More recently, the First Circuit addressed the issue in Shaulis v. Nordstrom, Inc., 865 F.3d 1 (1st Cir. 2017). There, plaintiff alleged that Nordstrom sold her a sweater for $49.97 that included a price tag bearing not only the sale price, but also a sham “Compare At” price of $218. Plaintiff filed suit under Massachusetts’ consumer protection statute, Chapter 93A, alleging that she was wrongfully enticed to purchase the sweater by the inflated “Compare At” price (which led her to believe she was getting a great deal). Like the Seventh Circuit, the First Circuit upheld the lower court’s dismissal of the complaint on the basis that plaintiff failed to plead any injury; in the words of the court, she “identifies no objective injury traceable to the purchased item itself – for example, that the sweater was poorly made or that its materials were misrepresented.”
Federal district courts have also gotten in on the act. In January 2018, Judge Nelson Roman of the Southern District of New York dismissed a claim targeting Bass outlet stores for its use of allegedly false reference prices. Interpreting New York’s consumer protection statute, Judge Nelson ruled that “simply alleging that a plaintiff ‘would not have purchased’ the product but for the deceptive practices is, alone, insufficient.” A plaintiff must allege a “connection between the misrepresentation and any harm from, or failure of, the product.”
Notwithstanding these setbacks, plaintiffs’ class action counsel continue to press fictitious pricing claims. Part of that is no doubt the product of the Ninth Circuit’s willingness to let these cases advance beyond the motion to dismiss stage. Just three months before the First Circuit’s opinion in Shaulis, the Ninth Circuit reversed a district court’s dismissal of a price comparison claim for lack of standing (i.e., absence of any injury-in-fact). The panel cited decisions suggesting that, under California’s consumer protection laws, the injury analysis is perhaps less demanding than under in other states, and cautioned that “whether a business practice is deceptive will usually be a question of fact non appropriate for a decision on [a motion to dismiss].” That decision and others like it undoubtedly breathed some new life into fictitious pricing claims.
The recent filings by Ms. Calderon and Ms. Tripicchio underscore the continued risk to national retailers posed by sales pricing claims. The substantial settlement payments that occurred between 2015 and 2017 ($128M+) have fueled fictitious pricing claims even as the courts have laid the ground work for getting them tossed on motions to dismiss. Until additional circuits join the First and the Seventh in proscribing these claims, expect them to proliferate.

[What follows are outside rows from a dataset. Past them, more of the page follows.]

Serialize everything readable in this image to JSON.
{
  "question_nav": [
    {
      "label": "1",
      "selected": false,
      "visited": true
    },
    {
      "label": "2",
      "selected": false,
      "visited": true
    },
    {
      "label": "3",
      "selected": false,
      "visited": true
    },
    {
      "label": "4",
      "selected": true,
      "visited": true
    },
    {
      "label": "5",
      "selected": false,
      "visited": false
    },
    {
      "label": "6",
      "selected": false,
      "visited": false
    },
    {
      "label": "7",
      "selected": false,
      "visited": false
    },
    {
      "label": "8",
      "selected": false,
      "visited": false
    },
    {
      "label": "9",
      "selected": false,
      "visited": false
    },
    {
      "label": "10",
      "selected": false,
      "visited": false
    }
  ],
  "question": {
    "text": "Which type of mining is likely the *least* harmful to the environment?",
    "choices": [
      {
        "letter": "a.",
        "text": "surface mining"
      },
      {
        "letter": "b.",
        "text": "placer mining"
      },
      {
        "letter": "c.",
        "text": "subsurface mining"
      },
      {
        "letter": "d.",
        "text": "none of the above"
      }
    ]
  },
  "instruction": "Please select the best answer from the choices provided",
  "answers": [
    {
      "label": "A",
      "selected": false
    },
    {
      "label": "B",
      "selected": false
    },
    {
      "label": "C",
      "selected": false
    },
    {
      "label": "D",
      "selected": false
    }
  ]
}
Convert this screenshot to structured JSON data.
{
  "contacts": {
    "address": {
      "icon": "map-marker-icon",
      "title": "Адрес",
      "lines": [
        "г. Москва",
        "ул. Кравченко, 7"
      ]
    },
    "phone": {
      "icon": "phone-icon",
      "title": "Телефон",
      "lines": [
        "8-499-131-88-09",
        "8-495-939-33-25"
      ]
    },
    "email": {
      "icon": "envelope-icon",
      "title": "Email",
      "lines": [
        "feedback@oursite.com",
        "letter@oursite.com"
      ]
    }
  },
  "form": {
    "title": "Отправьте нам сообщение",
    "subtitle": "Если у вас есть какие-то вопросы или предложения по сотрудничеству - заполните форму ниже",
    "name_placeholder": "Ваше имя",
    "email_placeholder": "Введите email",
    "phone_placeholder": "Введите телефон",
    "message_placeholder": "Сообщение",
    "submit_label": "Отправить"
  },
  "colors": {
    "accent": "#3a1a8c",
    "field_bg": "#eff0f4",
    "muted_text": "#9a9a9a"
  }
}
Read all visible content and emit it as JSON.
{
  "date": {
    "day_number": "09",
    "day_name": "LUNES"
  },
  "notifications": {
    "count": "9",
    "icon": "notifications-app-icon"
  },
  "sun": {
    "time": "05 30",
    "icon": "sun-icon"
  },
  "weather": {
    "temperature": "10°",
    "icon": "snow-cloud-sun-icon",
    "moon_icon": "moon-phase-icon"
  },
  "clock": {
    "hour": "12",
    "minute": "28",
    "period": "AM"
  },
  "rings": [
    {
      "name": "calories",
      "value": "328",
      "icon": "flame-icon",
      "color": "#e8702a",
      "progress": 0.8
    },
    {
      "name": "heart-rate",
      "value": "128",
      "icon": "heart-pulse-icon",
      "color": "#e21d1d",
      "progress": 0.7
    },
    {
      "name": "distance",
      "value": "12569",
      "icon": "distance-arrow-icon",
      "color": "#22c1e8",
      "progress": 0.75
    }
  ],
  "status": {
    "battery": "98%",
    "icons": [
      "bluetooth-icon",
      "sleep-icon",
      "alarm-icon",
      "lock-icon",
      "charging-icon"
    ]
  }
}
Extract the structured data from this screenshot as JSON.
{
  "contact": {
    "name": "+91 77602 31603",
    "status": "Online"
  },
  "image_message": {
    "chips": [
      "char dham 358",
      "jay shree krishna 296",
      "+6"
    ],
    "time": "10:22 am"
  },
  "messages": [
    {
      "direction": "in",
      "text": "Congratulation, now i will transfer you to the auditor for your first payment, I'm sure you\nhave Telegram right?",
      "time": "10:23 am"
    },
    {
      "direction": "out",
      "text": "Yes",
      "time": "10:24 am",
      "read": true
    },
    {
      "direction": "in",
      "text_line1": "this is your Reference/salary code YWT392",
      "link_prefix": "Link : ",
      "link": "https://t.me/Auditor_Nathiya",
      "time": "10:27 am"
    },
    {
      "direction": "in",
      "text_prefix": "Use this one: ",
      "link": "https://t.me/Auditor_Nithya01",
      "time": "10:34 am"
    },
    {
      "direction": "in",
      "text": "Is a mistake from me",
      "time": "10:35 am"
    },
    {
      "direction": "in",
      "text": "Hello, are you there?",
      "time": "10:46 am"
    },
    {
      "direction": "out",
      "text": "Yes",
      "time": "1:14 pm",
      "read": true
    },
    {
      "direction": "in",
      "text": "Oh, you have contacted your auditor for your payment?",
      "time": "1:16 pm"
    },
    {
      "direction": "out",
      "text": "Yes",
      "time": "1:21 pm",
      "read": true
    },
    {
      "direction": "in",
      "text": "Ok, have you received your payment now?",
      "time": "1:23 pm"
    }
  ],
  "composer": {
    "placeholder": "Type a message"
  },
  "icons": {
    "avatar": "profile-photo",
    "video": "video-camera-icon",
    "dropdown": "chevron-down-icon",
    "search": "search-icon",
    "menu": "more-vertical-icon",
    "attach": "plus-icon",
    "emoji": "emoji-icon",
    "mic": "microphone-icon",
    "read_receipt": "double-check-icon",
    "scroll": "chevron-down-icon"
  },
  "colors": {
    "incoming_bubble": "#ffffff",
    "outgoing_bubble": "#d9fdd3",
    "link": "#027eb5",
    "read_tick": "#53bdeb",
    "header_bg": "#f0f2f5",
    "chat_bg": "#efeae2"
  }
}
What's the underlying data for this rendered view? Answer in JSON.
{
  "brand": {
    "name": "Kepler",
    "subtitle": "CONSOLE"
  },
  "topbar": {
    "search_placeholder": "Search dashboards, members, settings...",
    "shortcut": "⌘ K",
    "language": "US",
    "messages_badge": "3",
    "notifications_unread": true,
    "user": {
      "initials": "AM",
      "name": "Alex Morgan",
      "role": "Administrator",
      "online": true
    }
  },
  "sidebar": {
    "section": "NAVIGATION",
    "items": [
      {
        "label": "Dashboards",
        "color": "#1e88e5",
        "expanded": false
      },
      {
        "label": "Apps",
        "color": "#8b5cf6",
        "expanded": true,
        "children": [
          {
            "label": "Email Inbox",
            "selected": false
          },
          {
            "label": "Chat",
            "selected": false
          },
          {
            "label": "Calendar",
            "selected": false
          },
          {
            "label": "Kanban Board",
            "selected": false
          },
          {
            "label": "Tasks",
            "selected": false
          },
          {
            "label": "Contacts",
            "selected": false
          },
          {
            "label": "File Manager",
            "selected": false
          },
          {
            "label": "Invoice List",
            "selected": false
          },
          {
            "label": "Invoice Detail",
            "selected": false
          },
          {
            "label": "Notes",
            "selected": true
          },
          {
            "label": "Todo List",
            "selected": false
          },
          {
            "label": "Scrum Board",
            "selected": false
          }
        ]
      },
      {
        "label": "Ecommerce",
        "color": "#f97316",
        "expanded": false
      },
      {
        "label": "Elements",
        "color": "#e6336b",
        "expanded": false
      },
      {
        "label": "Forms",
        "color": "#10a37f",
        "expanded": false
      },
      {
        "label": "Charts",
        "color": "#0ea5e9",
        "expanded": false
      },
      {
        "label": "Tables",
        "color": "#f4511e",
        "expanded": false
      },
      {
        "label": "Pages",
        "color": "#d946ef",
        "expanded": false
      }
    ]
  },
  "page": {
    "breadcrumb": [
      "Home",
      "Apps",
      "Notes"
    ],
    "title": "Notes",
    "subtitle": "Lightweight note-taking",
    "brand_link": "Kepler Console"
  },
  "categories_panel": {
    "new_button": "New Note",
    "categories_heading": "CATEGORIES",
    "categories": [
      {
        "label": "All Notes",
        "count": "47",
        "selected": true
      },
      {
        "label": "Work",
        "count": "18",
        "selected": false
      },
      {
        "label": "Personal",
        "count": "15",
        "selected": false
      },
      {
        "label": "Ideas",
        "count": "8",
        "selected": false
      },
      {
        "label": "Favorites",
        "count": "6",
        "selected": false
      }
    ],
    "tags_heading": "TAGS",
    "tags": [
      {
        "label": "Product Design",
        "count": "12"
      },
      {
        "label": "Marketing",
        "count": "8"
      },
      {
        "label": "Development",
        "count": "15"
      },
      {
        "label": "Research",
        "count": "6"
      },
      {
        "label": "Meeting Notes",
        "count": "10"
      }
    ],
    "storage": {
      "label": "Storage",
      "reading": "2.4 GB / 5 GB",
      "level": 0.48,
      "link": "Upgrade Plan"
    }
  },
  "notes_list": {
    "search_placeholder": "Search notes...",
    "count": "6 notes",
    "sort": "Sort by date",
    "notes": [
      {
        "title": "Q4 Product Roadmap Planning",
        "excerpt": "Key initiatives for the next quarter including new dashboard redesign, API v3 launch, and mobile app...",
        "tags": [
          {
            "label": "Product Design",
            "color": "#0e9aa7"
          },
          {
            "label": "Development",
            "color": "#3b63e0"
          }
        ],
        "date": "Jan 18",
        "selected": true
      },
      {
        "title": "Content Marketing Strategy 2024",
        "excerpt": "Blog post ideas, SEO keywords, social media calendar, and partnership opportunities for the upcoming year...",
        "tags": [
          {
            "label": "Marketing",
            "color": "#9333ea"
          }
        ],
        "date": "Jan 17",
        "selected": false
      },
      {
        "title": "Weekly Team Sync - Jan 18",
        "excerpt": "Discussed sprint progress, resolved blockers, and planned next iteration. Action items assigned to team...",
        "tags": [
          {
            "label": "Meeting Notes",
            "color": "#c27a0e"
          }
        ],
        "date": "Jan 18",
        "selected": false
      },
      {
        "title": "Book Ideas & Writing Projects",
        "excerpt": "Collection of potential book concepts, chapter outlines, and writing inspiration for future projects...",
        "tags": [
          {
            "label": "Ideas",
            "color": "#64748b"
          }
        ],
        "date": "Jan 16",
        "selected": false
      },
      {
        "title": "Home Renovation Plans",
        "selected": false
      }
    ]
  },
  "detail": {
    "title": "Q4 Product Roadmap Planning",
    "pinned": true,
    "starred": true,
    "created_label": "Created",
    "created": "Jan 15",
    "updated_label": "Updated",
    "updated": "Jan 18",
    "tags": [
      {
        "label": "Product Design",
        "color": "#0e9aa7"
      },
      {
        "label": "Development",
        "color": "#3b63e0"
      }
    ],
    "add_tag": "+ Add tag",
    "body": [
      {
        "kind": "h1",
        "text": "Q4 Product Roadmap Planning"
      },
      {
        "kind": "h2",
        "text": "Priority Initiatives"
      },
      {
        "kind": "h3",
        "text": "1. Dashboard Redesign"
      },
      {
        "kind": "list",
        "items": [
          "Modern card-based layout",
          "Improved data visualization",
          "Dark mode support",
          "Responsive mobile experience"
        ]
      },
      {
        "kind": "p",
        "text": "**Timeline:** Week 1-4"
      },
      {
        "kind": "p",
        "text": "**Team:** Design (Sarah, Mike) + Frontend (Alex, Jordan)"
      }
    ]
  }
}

Note, however, that the risk of fictitious pricing claims is not limited to class actions. A number of states have regulations specifying the circumstances under which “sales” claims can be made. Look for a future post addressing regulatory enforcement of pricing claims at the state level.